Lynn Hirshman, Central City. On October 6, Robert Fejeran and Brad Snedeker filed a lawsuit challenging some of the official election practices of the City of Central, and of the actions of the City Clerk in particular.
No action was taken, and the election went forward as planned and was accepted with no comment by the Office of the Secretary of State. Fejeran, who was running for mayor, lost the election when incumbent Ron Engels was re-elected.
On November 7, the petitioners filed their Amended Verified Petition asserting additional deficiencies in Clerk Bechtel’s handling of various nominating petitions for municipal office in Central City. Like the Original Petition, the Amended Petition was signed, but not verified.

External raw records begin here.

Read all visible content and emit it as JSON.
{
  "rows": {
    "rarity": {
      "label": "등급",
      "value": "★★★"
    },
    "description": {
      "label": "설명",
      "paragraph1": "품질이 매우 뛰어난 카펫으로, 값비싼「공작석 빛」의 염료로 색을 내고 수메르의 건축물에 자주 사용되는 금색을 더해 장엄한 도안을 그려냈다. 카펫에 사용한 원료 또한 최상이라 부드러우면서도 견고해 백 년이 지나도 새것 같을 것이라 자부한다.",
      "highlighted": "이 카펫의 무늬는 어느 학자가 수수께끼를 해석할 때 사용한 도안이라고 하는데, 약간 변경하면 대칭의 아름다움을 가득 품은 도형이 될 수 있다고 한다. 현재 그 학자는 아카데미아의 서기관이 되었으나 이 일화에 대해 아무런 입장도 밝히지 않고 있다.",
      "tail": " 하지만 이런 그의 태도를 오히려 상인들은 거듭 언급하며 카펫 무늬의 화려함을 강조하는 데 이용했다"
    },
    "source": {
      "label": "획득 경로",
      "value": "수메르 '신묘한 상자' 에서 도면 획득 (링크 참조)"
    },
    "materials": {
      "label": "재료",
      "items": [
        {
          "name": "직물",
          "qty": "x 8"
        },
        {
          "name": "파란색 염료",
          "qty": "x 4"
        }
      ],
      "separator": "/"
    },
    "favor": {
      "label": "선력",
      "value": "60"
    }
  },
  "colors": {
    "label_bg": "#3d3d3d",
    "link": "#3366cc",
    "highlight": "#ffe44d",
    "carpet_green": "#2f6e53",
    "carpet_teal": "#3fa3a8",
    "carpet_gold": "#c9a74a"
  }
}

Central City filed a Motion to Dismiss on November 26. In the motion, several reasons were given by the City, including the fact that both petitions (an amended petition was filed a month after the first one, asserting additional deficiencies in Clerk Reba Bechtel’s handling of various nominating petitions for municipal office in Central City) had never been verified.
The motion also stated that “Mandamus [the original form of the petition] is not appropriate unless all alternative forms of relief have been exhausted. When administrative remedies are provided by statute or ordinance, the procedure outlined in the statute must be followed if the contested matter is within the jurisdiction of the administrative authority.” There had been, the Motion continues, “administrative remedies” available.

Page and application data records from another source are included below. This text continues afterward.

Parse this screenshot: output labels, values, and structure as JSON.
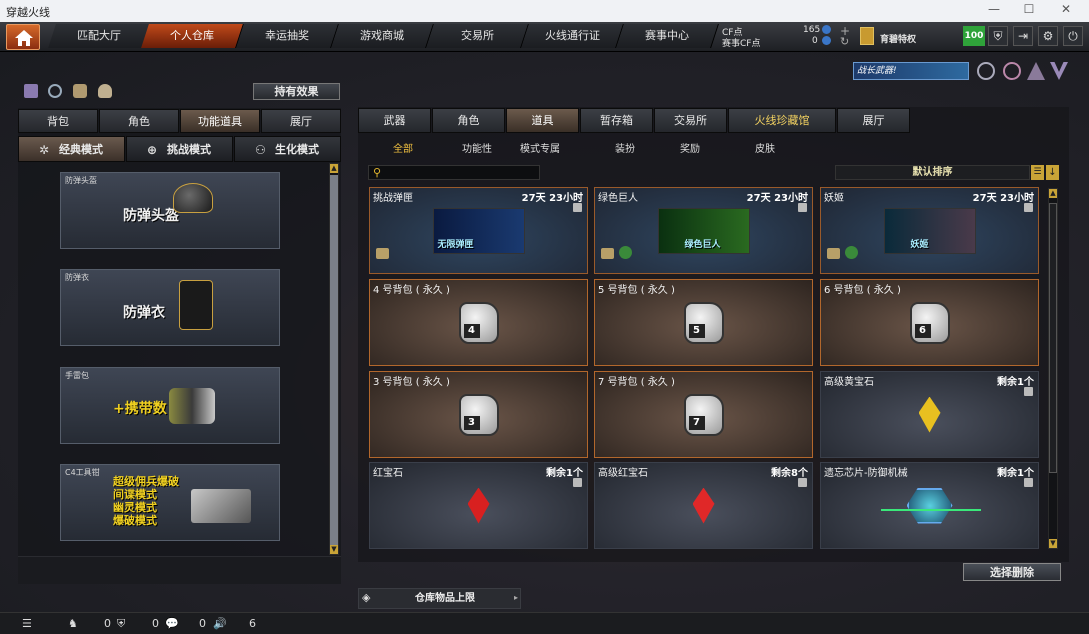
{
  "window": {
    "title": "穿越火线"
  },
  "nav": {
    "tabs": [
      "匹配大厅",
      "个人仓库",
      "幸运抽奖",
      "游戏商城",
      "交易所",
      "火线通行证",
      "赛事中心"
    ],
    "active": 1
  },
  "currency": {
    "cf_label": "CF点",
    "cf_value": "165",
    "match_label": "赛事CF点",
    "match_value": "0",
    "privilege": "育碧特权",
    "level": "100"
  },
  "effect_button": "持有效果",
  "left_tabs": [
    "背包",
    "角色",
    "功能道具",
    "展厅"
  ],
  "left_active": 2,
  "modes": [
    "经典模式",
    "挑战模式",
    "生化模式"
  ],
  "slots": [
    {
      "label": "防弹头盔",
      "title": "防弹头盔"
    },
    {
      "label": "防弹衣",
      "title": "防弹衣"
    },
    {
      "label": "手雷包",
      "title": "+携带数"
    },
    {
      "label": "C4工具钳",
      "lines": [
        "超级佣兵爆破",
        "间谍模式",
        "幽灵模式",
        "爆破模式"
      ]
    }
  ],
  "banner": "战长武器!",
  "right_tabs": [
    "武器",
    "角色",
    "道具",
    "暂存箱",
    "交易所",
    "火线珍藏馆",
    "展厅"
  ],
  "right_active": 2,
  "sub_tabs": [
    "全部",
    "功能性",
    "模式专属",
    "装扮",
    "奖励",
    "皮肤"
  ],
  "sub_active": 0,
  "sort_label": "默认排序",
  "items": [
    {
      "name": "挑战弹匣",
      "right": "27天 23小时",
      "kind": "timed",
      "art": "无限弹匣"
    },
    {
      "name": "绿色巨人",
      "right": "27天 23小时",
      "kind": "timed",
      "art": "绿色巨人"
    },
    {
      "name": "妖姬",
      "right": "27天 23小时",
      "kind": "timed",
      "art": "妖姬"
    },
    {
      "name": "4 号背包 ( 永久 )",
      "right": "",
      "kind": "bag",
      "num": "4"
    },
    {
      "name": "5 号背包 ( 永久 )",
      "right": "",
      "kind": "bag",
      "num": "5"
    },
    {
      "name": "6 号背包 ( 永久 )",
      "right": "",
      "kind": "bag",
      "num": "6"
    },
    {
      "name": "3 号背包 ( 永久 )",
      "right": "",
      "kind": "bag",
      "num": "3"
    },
    {
      "name": "7 号背包 ( 永久 )",
      "right": "",
      "kind": "bag",
      "num": "7"
    },
    {
      "name": "高级黄宝石",
      "right": "剩余1个",
      "kind": "gem",
      "color": "#e8c020"
    },
    {
      "name": "红宝石",
      "right": "剩余1个",
      "kind": "gem",
      "color": "#d82020"
    },
    {
      "name": "高级红宝石",
      "right": "剩余8个",
      "kind": "gem",
      "color": "#e02828"
    },
    {
      "name": "遗忘芯片-防御机械",
      "right": "剩余1个",
      "kind": "chip"
    }
  ],
  "select_delete": "选择删除",
  "storage_limit": "仓库物品上限",
  "status": {
    "a": "0",
    "b": "0",
    "c": "0",
    "d": "6"
  }
}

The petitioners, Snedeker and Fejeran, attempted to get a conference with the judge in a motion filed on December 3. Judge Philip J. McNulty of the District Court denied that request, based on faulty procedure on the part of the two.
On December 19, Judge McNulty granted the Motion to Dismiss: “Petitioners’ Original Petition and Amended Petition are dismissed with prejudice.” This means that the suit cannot be filed again.
Further, “The Court hereby further grants Respondent Reba Bechtel her reasonable attorney fees and costs,” recognizing that Bechtel had suffered financial distress as a result of the suit. No comment has been made of the attack on Bechtel’s character in the original petition.
Nor was she the only person negatively affected. The petition also attacked long-time Central City resident and election judge Barbara Thielemann, as having not “been present at the time of the notarization but … added later,” a claim Thielemann denies, but which led her to resign as an election judge in November in order not to appear to prejudice the election.
The Mountain-Ear will be following this story as it continues to unfold.